Many factors influence how much time and energy states devote to monitoring drought and water conditions. Some states such as North Carolina rely on the U.S. Drought Monitor or other national indices to show where drought is affecting them. Other states, particularly in mountainous areas with highly managed water supplies, may consult a variety of regional or local scale indicators to produce detailed assessments of water availability.
Local and regional data are available from many sources, including Regional Climate Centers and from volunteer networks such as the Community Collaborative Rain, Hail and Snow Network. Many agencies make local data available to web users who start at the national level and then navigate -- "drill down" -- to smaller spatial scales. For example, the U.S. Geological Survey's WaterWatch page gives users several ways to select smaller-scale data.
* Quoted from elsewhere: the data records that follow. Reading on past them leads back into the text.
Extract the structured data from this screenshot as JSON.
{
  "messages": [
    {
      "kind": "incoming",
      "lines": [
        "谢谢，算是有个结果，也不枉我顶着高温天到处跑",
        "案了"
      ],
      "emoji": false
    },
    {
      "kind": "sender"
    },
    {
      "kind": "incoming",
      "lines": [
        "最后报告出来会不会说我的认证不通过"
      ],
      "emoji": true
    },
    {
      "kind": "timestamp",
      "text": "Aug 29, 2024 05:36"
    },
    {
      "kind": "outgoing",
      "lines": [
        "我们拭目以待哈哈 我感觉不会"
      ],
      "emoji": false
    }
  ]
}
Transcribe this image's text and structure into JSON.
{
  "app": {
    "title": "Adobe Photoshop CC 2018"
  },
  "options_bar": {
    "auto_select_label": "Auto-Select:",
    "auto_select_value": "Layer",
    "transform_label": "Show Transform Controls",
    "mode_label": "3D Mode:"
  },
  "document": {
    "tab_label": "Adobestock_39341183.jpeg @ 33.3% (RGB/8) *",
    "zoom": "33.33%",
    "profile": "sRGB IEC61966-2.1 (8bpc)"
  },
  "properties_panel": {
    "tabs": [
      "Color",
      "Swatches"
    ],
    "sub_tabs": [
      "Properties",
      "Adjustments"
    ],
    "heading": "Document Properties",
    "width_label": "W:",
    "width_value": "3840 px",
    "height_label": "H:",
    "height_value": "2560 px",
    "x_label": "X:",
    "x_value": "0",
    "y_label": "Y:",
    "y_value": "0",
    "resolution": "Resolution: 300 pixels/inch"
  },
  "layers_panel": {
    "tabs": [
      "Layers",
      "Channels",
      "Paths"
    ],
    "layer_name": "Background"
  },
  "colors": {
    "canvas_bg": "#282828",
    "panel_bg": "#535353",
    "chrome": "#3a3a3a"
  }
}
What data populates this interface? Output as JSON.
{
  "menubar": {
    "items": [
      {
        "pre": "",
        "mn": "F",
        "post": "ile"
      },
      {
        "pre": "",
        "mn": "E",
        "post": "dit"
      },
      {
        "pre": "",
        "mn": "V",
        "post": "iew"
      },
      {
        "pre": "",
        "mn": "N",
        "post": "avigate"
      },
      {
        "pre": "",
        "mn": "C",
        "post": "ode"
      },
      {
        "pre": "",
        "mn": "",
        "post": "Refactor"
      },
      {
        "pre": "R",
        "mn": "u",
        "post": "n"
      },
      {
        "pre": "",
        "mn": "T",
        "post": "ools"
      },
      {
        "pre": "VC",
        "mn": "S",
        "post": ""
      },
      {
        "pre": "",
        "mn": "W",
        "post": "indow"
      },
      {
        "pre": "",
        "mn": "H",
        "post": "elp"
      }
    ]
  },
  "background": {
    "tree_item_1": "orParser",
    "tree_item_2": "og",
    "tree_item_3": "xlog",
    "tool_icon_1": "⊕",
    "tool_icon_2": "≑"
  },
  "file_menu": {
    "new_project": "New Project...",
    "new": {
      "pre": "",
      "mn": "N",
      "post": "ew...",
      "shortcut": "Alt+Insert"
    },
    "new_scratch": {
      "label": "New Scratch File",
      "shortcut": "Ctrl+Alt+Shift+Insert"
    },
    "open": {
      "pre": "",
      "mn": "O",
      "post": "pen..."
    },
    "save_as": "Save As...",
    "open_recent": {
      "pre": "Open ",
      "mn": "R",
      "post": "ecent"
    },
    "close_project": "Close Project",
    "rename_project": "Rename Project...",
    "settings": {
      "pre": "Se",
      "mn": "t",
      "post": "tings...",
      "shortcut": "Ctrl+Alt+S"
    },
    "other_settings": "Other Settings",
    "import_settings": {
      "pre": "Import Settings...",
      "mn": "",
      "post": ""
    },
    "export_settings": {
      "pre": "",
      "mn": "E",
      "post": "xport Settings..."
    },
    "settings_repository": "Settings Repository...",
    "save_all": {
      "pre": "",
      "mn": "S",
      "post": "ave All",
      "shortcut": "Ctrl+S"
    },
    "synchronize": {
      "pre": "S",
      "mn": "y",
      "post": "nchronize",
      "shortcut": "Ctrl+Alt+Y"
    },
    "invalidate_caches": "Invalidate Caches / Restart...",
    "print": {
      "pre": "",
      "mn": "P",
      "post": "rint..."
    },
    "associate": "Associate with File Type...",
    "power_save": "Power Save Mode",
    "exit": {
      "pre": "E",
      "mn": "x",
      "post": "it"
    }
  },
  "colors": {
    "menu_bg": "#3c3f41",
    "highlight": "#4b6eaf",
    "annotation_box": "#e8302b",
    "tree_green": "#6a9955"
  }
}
A large amount of state and local scale drought monitoring resources are available from state, federal, regional, and tribal agencies. The NDMC maintains a collection of these drought monitoring resources, sorted by state.